Former HP CEO Mark Hurd was forced to step down from his post August 6 of this year on account of two violations of the company's ethical standards: the first involved a sexual harassment suit filed by a HP contractor (former reality TV actress Jodie Fisher), and the second involved the results of an internal investigation that uncovered expense-account irregularities (see also Huffington Post, NYT, Bloomberg, and HP).
The Atlantic characterizes Hurd as having had "quite a soft landing". Soft indeed: one month later, it has been announced that Hurd will be hired as the president of Oracle, the software company with the third-largest revenue in the world (after Microsoft and IBM; statistic from 2007).
This, it seems, does not speak well for the amount of concern being paid to business ethical considerations in Oracle's executive-level hiring practice. (The Atlantic, slightly more dramatically, suggests that this case might somehow "prove that business ethics don't matter".)
I now quote their interesting points in full, although again, it is worth noting that the stakes are perhaps not so high as they are set forth in the following.
While the accusations against Hurd sounded pretty bad, they boiled down to ethics.

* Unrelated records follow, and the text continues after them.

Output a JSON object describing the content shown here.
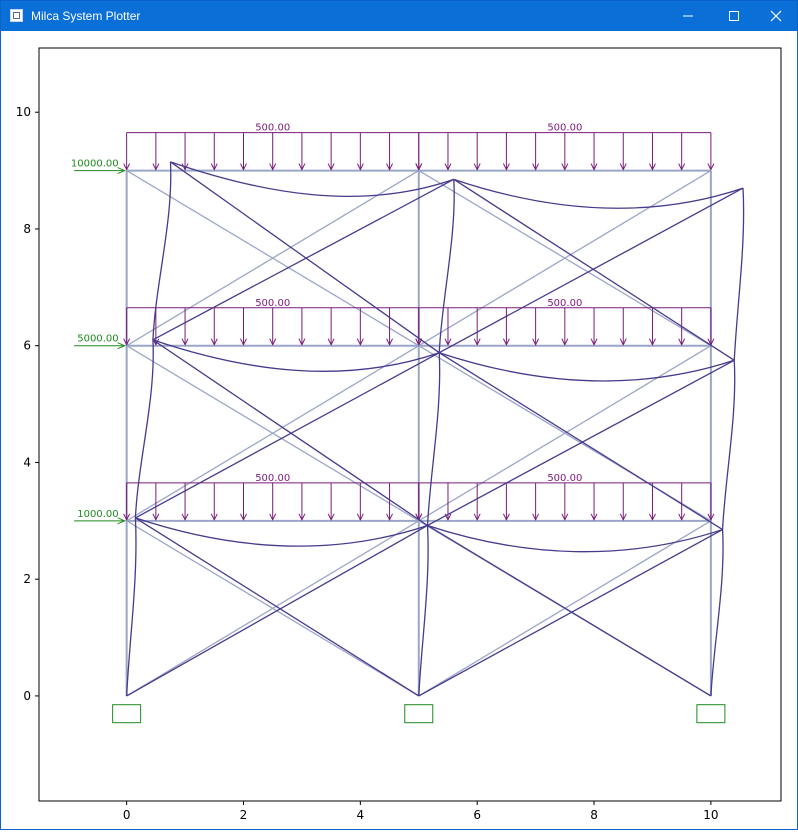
{
  "window": {
    "title": "Milca System Plotter",
    "icons": {
      "app": "plotter-app-icon",
      "minimize": "minimize-icon",
      "maximize": "maximize-icon",
      "close": "close-icon"
    }
  },
  "colors": {
    "titlebar": "#0a6fd6",
    "frame": "#9aa6c8",
    "deformed": "#463a8c",
    "load": "#7a1a7a",
    "point_load": "#1e8a1e",
    "support": "#1e8a1e"
  },
  "axes": {
    "xlim": [
      -1.5,
      11.2
    ],
    "ylim": [
      -1.8,
      11.1
    ],
    "x_ticks": [
      0,
      2,
      4,
      6,
      8,
      10
    ],
    "y_ticks": [
      0,
      2,
      4,
      6,
      8,
      10
    ]
  },
  "structure": {
    "columns_x": [
      0,
      5,
      10
    ],
    "floors_y": [
      3,
      6,
      9
    ],
    "supports_x": [
      0,
      5,
      10
    ]
  },
  "loads": {
    "distributed": [
      {
        "label": "500.00",
        "x1": 0,
        "x2": 5,
        "y": 3
      },
      {
        "label": "500.00",
        "x1": 5,
        "x2": 10,
        "y": 3
      },
      {
        "label": "500.00",
        "x1": 0,
        "x2": 5,
        "y": 6
      },
      {
        "label": "500.00",
        "x1": 5,
        "x2": 10,
        "y": 6
      },
      {
        "label": "500.00",
        "x1": 0,
        "x2": 5,
        "y": 9
      },
      {
        "label": "500.00",
        "x1": 5,
        "x2": 10,
        "y": 9
      }
    ],
    "point": [
      {
        "label": "1000.00",
        "y": 3
      },
      {
        "label": "5000.00",
        "y": 6
      },
      {
        "label": "10000.00",
        "y": 9
      }
    ]
  },
  "deformation": {
    "floors": [
      {
        "y": 3,
        "nodes": [
          [
            0.15,
            3.05
          ],
          [
            5.15,
            2.92
          ],
          [
            10.2,
            2.85
          ]
        ]
      },
      {
        "y": 6,
        "nodes": [
          [
            0.45,
            6.1
          ],
          [
            5.35,
            5.88
          ],
          [
            10.4,
            5.75
          ]
        ]
      },
      {
        "y": 9,
        "nodes": [
          [
            0.75,
            9.15
          ],
          [
            5.6,
            8.85
          ],
          [
            10.55,
            8.7
          ]
        ]
      }
    ]
  }
}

Ultimately, HP's sexual harassment probe found that he didn't violate the company's policy, but did violate its ethical standards. Oracle has responded to Hurd's poor judgment in areas other than management with a resounding -- so what? The company thinks Hurd's talent for business decision-making trumps his poor decision-making elsewhere.
Yet, in other situations, business ethics clearly do matter. It's easy to think of examples of businesses and individuals that don't recover, like Bernie Madoff and Enron. These ethical violations show something very different from Hurd's problems, however. Instead of using their superior talent and expertise, such firms or individuals must rely on fraud to bring in profits. The business community has no use for mere thievery as a means to make money. Anyone can do that; it's the brilliant minds that matter in the long-run.
So perhaps the lesson here is that business ethics only matter when they jeopardize business. Of course, sometimes these go hand-in-hand. A perfect example is Arthur Andresen. With an auditing firm, integrity is everything. If you lose that, you have no business, as the firm quickly found out. But in other businesses, where the profit motive is less connected to good ethics, that's not the case. Then, so long as poor decisions don't compromise profit, they will eventually be forgotten.